Book: A Lesbian Avenger returns home
Kelly Cogswell signs her new book "Eating Fire" Saturday at Carmichael's
“In 1992, when the Lesbian Avengers started, I was living in a loft on Avenue B with my ex-girlfriend Amy, and her roommate, Rennes, who would pick up closeted fags and have noisy, slurpy sex.” That’s how activist, blogger, journalist and former Louisvillian Kelly Cogswell begins her memoir, “Eating Fire: My Life as a Lesbian Avenger.” Cogswell documented the early days of the Lesbian Avengers, a direct action group formed to champion lesbian issues and visibility. She stops by Carmichael’s on Saturday.
LEO: Why write “Eating Fire” as a memoir?
Kelly Cogswell: “Eating Fire” is definitely a memoir, even if there aren’t any detox stories or gruesome child abuse. It’s more the coming-of-age variety, the transformation from ex-Southern Baptist poet into lesbian activist, journalist and all around trouble-maker. Initially, I just wanted to tell the story of the Lesbian Avengers, a direct action group I was part of in the ’90s. I was pissed that even though we spread all over the world and got featured in Newsweek, the Avengers had been all but forgotten. Nearly two-thirds of the book is about the rise and fall of the Avengers, and the rest about the adventure of starting an online magazine in pre-Twitter days and dealing with life as an immigrant during the years I lived in France.
LEO: Have you always had activism in your blood?
KC: I think I always had a very strong sense of right and wrong, but mostly I prefer to avoid conflict. Things have to be pretty serious for me to swing into action.

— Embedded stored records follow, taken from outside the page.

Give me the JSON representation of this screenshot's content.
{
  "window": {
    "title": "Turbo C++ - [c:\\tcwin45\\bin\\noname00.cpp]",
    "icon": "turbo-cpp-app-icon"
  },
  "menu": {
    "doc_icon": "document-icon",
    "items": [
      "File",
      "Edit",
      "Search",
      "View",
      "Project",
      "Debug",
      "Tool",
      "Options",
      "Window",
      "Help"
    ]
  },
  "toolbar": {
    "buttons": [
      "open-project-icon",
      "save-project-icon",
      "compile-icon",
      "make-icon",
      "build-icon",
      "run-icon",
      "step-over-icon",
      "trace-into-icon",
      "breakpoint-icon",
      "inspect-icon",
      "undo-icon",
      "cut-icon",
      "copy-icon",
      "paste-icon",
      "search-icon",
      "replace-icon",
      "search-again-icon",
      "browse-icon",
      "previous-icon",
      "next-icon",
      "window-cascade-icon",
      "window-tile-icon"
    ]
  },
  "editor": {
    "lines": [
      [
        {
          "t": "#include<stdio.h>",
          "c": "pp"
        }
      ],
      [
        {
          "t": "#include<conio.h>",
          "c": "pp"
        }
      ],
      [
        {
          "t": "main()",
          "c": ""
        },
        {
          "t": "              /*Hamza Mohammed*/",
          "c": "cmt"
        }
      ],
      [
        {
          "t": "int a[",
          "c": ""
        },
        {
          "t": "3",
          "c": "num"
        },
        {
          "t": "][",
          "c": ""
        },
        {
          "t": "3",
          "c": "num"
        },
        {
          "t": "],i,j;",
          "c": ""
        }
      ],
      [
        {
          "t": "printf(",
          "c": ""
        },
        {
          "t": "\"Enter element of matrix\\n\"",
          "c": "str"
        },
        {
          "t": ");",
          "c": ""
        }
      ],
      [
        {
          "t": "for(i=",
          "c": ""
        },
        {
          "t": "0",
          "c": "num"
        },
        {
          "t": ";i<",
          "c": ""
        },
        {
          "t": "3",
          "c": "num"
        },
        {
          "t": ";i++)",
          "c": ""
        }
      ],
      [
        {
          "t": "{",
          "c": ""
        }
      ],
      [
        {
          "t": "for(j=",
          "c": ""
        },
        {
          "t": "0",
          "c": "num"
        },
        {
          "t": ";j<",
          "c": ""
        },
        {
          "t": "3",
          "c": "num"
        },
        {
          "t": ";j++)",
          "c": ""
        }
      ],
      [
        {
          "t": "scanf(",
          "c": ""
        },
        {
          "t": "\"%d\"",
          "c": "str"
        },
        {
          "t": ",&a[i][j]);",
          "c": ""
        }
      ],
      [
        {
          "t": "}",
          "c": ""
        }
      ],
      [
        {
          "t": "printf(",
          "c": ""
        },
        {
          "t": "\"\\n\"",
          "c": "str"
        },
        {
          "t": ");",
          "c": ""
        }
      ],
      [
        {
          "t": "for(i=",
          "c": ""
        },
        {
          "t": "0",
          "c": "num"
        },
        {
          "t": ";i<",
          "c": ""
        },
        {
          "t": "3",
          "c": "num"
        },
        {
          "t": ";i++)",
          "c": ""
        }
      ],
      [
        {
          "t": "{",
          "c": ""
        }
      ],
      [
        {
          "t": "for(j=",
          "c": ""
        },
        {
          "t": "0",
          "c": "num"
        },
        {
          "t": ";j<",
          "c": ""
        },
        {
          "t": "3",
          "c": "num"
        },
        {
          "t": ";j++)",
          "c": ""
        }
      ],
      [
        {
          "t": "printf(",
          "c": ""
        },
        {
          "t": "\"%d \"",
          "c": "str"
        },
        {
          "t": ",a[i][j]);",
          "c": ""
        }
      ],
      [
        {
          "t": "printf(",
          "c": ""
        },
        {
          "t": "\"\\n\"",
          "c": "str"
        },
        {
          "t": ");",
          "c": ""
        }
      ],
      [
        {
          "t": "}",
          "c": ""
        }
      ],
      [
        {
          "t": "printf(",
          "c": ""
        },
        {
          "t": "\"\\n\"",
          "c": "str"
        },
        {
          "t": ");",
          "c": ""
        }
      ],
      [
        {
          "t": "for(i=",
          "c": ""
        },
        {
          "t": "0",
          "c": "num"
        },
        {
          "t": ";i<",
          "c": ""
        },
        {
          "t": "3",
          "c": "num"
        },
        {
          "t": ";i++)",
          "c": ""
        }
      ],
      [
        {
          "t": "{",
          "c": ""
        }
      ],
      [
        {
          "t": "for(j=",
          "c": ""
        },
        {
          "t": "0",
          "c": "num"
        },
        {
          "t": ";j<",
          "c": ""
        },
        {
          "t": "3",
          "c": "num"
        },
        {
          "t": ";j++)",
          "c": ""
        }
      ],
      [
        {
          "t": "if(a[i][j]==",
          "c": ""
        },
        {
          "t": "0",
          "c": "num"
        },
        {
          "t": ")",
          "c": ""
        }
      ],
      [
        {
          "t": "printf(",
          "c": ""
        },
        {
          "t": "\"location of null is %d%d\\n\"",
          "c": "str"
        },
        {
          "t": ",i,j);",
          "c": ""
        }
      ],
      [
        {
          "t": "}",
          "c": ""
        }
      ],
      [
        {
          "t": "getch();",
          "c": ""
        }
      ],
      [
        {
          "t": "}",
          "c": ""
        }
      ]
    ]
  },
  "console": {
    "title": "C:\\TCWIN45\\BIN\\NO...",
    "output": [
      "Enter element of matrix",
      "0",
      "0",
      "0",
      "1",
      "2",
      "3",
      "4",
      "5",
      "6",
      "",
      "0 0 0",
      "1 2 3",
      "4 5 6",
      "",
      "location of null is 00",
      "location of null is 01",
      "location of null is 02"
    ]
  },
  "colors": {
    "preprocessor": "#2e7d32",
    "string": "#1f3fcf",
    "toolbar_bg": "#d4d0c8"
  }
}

Like, I never send food back in restaurants, no matter how crappy it is. And I only went to the first Avengers meeting to hang out with friends and meet girls!
LEO: What made you leave Louisville for NYC?
KC: I’d like to say I had a master plan, but I was really just drifting a little after college. I went to Cincinnati first, where I was writing poems and doing performance art. Then I got a place in a grad school in New York, which pretty much ended in disaster. I stayed because I felt really comfortable there, and god knows it was easier to be in New York, rather than Kentucky, after I came out. My mother back in Louisville was not at all thrilled — still isn’t.
LEO: How did you make the leap from activist to journalist?
KC: I’d been writing since I was a kid, mostly poetry, but during the Avengers, I started to do some media work writing newsletters and press releases. After the Avengers combusted, I still felt the need for activism, and my girlfriend and I started The Gully online magazine, one of the earliest Internet publications for LGBT people and the only one so far to offer “queer views on everything.” She put me through journalism boot camp, where I learned the value of fact-checking, and the rest is history.
LEO: Tell me about the early days of the Lesbian Avengers.
KC: I think some of the more experienced organizers must have known something special was happening, because the most common thing is to start a group, do one or two actions, then collapse. But the Lesbian Avengers kept having actions and drawing more people to meetings. Even newbies like me knew something extraordinary was happening by 1993 when we organized a big Dyke March in Washington, D.C., and nearly 20,000 lesbians turned up. Afterward, Avengers chapters sprang up everywhere. The group really touched a chord. Maybe because we not only tried to change what the world thought about lesbians, but also to change how lesbians thought about themselves, empowering dykes to enter public space and feel confident expressing themselves, whether the sentiment du jour was rage or whimsy.
LEO: What’s the biggest cause we need to fight against today?
KC: We’ve definitely picked up speed addressing legal inequalities. I think we’ll definitely see same-sex marriage nationwide in my lifetime — as long as I’m not hit by a truck tomorrow. But there are some problems legislation can’t solve. Hate-crime laws only kick in after the fact. We need to figure out ways to prevent violence. And also deal with homophobia inside the family. A huge amount of LGBT kids still end up homeless because their parents would rather see them begging on a street corner than find a way to love a child that’s a little different from what they expected.
LEO: What are you looking forward to coming back to in Louisville?
KC: I was lucky enough to reconnect with people I went to school with practically from second grade through high school. So I’m looking forward to seeing them, even if it’s almost an alternative reality. I start wondering what it would have been like if I’d stayed. I also like exploring the city itself as an adult, since my experience as a child was home, school, church. Above all, I am humble and grateful the city is celebrating my return with an enormous display of fireworks. Thank you. Really. It’s too much.